* **Work to complete**
Could you count the lines in the entries beneath that hold the word "vitalakademie"? Respond with the number alone.

* **Dataset content**
----
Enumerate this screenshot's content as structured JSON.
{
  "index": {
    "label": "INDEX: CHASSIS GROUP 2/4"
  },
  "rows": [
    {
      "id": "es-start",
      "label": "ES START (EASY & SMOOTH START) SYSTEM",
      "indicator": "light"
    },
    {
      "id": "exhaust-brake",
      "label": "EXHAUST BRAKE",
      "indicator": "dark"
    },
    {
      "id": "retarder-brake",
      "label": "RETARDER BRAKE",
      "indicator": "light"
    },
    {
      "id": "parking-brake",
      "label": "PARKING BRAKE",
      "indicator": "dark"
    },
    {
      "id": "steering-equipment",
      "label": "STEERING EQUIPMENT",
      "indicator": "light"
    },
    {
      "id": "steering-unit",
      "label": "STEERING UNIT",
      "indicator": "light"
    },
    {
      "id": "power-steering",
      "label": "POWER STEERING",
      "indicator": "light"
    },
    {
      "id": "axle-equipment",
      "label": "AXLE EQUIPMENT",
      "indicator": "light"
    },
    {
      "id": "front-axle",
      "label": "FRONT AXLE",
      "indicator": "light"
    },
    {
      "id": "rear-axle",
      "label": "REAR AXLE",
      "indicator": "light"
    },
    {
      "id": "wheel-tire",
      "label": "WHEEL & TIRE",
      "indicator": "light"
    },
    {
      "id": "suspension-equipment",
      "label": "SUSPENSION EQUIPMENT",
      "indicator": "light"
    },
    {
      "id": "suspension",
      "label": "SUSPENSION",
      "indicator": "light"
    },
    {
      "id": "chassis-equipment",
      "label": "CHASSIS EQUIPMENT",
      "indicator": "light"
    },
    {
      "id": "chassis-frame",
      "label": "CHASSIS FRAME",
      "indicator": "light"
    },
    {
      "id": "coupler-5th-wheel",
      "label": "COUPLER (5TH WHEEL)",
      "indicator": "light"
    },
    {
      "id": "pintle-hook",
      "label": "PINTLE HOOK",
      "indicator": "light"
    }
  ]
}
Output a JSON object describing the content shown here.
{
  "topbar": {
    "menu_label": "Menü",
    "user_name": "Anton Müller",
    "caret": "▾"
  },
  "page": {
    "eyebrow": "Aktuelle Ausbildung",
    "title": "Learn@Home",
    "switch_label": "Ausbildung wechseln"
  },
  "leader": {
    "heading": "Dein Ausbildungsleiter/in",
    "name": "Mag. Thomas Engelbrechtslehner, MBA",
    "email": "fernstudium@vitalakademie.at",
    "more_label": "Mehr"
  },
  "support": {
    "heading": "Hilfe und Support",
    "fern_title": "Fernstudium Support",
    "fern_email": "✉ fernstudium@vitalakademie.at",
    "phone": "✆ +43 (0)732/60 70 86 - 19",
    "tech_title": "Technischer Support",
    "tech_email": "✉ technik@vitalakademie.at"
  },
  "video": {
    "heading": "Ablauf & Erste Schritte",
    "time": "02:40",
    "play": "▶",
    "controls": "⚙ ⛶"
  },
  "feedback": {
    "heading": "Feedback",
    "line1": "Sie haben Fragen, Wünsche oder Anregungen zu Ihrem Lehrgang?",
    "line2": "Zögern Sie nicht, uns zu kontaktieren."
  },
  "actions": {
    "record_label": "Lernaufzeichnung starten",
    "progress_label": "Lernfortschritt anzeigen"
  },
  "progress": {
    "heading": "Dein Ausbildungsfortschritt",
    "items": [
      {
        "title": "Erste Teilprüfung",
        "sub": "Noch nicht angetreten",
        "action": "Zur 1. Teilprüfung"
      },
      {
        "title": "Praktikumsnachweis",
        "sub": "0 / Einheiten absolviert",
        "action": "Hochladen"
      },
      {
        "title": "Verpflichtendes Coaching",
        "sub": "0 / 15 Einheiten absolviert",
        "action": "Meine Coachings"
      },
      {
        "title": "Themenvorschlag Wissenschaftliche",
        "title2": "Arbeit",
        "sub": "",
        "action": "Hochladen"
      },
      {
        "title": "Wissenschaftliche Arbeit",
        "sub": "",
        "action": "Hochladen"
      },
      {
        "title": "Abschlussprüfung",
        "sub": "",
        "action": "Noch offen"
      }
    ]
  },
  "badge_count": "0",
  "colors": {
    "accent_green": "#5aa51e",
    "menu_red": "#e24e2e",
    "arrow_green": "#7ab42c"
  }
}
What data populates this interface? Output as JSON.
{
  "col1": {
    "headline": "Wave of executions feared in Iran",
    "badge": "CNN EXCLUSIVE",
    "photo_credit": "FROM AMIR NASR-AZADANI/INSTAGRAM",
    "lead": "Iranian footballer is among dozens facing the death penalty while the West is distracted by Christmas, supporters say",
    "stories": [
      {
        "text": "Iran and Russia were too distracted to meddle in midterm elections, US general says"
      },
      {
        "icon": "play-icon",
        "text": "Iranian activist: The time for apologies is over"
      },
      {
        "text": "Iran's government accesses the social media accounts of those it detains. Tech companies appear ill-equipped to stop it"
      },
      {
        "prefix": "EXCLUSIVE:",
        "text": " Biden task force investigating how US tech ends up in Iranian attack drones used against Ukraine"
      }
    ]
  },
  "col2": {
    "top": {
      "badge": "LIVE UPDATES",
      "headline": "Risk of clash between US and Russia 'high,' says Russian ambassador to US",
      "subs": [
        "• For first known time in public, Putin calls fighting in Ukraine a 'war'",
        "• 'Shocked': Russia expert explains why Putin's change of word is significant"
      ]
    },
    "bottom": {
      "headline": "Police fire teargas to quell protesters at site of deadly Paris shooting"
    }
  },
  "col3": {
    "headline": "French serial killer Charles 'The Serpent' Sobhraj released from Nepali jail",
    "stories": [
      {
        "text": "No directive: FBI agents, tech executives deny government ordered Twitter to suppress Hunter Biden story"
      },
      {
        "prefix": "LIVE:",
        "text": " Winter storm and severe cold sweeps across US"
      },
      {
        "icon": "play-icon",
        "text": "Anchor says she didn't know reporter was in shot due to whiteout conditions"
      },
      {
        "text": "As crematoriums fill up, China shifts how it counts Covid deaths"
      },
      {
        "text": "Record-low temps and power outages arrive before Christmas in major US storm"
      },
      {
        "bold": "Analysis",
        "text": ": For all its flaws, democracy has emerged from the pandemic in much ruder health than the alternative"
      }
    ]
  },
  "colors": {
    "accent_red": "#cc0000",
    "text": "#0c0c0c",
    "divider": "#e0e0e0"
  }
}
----
* **Answer box**
3